Providing a gradient has another advantage. A solver can reach a point x such that x is feasible, but finite differences around x always lead to an infeasible point. In this case, a solver can fail or halt prematurely. Providing a gradient allows a solver to proceed.

To include gradient information, write a conditionalized function as follows:

c(1) = x(1)^2/9 + x(2)^2/4 - 1;
c(2) = x(1)^2 - x(2) - 1;
ceq = [];

if nargout > 2
x(2)/2, -1];
end

See Writing Scalar Objective Functions for information on conditionalized functions. The gradient matrix has the form

The first column of the gradient matrix is associated with c(1), and the second column is associated with c(2). This derivative form is the transpose of the form of Jacobians.

To have a solver use gradients of nonlinear constraints, indicate that they exist by using optimoptions:

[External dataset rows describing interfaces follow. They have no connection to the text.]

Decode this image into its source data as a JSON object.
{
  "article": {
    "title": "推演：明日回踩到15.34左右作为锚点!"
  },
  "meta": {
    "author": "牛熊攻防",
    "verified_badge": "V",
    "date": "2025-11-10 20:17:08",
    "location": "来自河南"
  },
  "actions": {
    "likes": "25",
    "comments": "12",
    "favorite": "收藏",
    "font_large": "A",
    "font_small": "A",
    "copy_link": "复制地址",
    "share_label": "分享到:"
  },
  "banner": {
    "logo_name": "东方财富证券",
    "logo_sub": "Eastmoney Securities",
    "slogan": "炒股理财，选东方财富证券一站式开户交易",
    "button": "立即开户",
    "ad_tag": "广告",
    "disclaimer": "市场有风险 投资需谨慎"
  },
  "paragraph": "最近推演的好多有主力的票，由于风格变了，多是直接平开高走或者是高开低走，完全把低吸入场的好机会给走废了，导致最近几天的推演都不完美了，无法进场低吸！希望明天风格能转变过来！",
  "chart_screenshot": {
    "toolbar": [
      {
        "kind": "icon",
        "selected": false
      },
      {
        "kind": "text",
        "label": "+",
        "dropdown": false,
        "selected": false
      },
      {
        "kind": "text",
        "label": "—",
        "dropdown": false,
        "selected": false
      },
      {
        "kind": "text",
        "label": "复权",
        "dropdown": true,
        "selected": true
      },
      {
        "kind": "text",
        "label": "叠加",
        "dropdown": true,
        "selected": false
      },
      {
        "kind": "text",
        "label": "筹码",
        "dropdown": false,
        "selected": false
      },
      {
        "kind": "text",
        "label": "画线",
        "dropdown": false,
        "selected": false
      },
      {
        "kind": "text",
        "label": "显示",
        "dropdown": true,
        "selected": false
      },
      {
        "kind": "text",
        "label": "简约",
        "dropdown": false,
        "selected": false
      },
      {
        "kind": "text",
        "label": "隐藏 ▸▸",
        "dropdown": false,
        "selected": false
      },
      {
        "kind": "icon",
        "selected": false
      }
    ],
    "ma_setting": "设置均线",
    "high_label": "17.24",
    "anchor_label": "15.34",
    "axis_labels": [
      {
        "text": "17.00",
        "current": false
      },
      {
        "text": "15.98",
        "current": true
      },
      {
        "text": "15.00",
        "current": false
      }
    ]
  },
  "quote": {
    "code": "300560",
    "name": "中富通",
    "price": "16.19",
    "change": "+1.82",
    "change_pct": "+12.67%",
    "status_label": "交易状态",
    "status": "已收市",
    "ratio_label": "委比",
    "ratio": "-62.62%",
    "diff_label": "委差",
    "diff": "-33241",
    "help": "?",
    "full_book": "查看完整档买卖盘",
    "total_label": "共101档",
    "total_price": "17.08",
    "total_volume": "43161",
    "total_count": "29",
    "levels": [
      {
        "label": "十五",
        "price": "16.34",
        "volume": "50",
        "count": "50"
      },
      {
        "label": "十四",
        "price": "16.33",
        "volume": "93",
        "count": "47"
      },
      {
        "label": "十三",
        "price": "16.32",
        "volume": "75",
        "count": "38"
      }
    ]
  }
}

Make sure to pass the options structure to the solver:

[x,fval] = fmincon(@myobj,x0,A,b,Aeq,beq,lb,ub, ...
@ellipseparabola,options)

If you have a Symbolic Math Toolbox™ license, you can calculate gradients and Hessians automatically, as described in Calculate Gradients and Hessians Using Symbolic Math Toolbox™.

Anonymous Nonlinear Constraint Functions

Nonlinear constraint functions must return two outputs. The first output corresponds to nonlinear inequalities, and the second corresponds to nonlinear equalities.

Anonymous functions return just one output. So how can you write an anonymous function as a nonlinear constraint?

The deal function distributes multiple outputs. For example, suppose that you have the nonlinear inequalities

$\begin{array}{c}\frac{{x}_{1}^{2}}{9}+\frac{{x}_{2}^{2}}{4}\le 1,\\ {x}_{2}\ge {x}_{1}^{2}-1.\end{array}$

Suppose that you have the nonlinear equality

${x}_{2}=\mathrm{tanh}\left({x}_{1}\right)$.

Write a nonlinear constraint function as follows.

c = @(x)[x(1)^2/9 + x(2)^2/4 - 1;
x(1)^2 - x(2) - 1];
ceq = @(x)tanh(x(1)) - x(2);
nonlinfcn = @(x)deal(c(x),ceq(x));

To minimize the function subject to the constraints in nonlinfcn, use fmincon.

obj = @(x)cosh(x(1))+sinh(x(2));
opts = optimoptions(@fmincon,'Algorithm','sqp');
z = fmincon(obj,[0;0],[],[],[],[],[],[],nonlinfcn,opts)
Local minimum found that satisfies the constraints.

Optimization completed because the objective function is non-decreasing in
feasible directions, to within the value of the optimality tolerance,
and constraints are satisfied to within the value of the constraint tolerance.
z = 2×1

-0.6530
-0.5737

To check how well the resulting point z satisfies the constraints, use nonlinfcn.

[cout,ceqout] = nonlinfcn(z)
cout = 2×1

-0.8704
0

ceqout = 1.1102e-16

z satisfies all the constraints to within the default value of the constraint tolerance ConstraintTolerance, 1e-6.

For information on anonymous objective functions, see Anonymous Function Objectives.